**Dataset rows for apps and sites**

↓

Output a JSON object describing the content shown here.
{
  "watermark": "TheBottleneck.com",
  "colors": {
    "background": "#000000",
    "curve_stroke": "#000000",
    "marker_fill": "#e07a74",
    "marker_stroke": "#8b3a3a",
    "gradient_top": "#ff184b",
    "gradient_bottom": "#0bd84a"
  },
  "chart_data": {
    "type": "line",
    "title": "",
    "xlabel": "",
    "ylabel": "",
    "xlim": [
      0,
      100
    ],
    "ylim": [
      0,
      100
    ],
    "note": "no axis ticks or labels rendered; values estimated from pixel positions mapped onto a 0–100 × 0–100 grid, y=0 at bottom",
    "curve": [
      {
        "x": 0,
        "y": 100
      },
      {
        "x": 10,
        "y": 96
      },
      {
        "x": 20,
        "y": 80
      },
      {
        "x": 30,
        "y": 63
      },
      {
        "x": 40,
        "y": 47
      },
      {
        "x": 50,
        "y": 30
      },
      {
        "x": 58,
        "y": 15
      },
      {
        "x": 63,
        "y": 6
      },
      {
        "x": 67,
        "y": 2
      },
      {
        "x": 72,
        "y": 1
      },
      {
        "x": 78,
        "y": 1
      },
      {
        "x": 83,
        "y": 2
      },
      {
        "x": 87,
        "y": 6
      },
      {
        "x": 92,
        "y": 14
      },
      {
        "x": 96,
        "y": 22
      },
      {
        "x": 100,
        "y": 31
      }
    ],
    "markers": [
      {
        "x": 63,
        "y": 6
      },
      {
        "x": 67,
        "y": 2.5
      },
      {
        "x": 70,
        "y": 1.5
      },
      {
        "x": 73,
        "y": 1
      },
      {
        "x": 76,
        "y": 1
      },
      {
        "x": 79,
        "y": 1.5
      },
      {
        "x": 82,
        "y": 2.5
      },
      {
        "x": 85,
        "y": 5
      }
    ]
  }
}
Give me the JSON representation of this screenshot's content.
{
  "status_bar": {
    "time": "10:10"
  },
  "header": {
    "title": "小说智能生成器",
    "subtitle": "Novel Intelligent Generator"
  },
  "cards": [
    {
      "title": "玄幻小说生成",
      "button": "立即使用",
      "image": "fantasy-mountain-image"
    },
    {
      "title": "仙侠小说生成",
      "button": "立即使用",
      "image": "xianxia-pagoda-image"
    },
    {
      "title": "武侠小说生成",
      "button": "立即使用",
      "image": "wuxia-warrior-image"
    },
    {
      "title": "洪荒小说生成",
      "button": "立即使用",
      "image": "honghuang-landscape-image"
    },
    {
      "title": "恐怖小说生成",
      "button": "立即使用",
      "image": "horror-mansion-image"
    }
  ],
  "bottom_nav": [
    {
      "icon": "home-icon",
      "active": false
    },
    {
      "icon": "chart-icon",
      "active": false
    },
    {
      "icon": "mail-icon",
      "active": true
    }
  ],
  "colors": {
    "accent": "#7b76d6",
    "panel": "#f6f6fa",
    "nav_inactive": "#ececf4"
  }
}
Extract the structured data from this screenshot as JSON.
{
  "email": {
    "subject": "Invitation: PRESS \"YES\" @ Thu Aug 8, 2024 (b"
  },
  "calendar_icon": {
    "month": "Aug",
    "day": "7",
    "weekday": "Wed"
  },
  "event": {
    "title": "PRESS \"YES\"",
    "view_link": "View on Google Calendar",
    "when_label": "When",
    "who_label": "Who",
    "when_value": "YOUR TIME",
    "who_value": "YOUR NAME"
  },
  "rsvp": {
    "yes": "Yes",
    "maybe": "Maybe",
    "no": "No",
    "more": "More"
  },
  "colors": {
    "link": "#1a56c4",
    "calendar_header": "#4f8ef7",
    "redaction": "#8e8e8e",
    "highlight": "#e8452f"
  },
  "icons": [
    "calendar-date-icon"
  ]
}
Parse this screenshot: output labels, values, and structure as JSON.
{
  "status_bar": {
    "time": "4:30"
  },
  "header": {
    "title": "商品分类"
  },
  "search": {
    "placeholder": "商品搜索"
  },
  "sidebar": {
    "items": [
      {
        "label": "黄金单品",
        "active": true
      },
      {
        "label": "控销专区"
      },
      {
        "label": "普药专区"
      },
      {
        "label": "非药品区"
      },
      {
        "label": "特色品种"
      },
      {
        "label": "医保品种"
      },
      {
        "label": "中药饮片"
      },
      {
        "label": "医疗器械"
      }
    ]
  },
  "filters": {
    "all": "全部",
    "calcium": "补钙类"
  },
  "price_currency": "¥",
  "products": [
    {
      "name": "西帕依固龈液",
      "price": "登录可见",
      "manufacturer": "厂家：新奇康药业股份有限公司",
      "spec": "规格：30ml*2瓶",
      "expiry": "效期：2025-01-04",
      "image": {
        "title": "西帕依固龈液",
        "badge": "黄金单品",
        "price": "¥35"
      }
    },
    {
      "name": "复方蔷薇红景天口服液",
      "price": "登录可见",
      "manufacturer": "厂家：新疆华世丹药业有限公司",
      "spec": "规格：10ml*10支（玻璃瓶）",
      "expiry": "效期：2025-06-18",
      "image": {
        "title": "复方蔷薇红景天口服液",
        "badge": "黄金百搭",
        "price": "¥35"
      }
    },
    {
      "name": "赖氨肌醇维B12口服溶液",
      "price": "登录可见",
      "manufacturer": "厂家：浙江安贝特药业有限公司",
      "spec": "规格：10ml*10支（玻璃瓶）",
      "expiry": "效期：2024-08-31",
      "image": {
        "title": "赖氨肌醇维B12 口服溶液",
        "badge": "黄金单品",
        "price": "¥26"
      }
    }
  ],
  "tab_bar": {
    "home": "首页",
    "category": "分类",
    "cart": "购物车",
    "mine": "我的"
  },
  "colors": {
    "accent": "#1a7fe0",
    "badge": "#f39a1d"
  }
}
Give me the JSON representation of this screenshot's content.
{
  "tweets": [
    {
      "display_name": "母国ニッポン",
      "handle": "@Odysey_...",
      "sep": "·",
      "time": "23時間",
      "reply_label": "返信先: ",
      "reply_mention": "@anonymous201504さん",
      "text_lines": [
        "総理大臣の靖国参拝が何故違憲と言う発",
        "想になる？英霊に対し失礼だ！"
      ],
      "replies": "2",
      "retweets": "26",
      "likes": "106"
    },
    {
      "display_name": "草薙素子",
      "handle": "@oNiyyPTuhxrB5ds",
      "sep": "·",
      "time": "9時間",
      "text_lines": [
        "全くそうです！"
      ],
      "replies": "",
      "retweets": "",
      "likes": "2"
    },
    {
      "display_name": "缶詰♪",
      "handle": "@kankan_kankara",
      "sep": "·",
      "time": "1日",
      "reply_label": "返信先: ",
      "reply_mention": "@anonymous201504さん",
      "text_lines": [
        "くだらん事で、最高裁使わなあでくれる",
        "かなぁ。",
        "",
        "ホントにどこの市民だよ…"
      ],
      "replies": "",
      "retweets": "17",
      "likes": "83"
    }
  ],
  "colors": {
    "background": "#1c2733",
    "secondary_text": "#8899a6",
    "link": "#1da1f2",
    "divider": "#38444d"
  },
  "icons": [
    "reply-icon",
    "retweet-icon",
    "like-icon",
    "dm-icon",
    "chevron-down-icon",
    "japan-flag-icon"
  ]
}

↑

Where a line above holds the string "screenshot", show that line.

Give me the JSON representation of this screenshot's content.
Extract the structured data from this screenshot as JSON.
Parse this screenshot: output labels, values, and structure as JSON.
Give me the JSON representation of this screenshot's content.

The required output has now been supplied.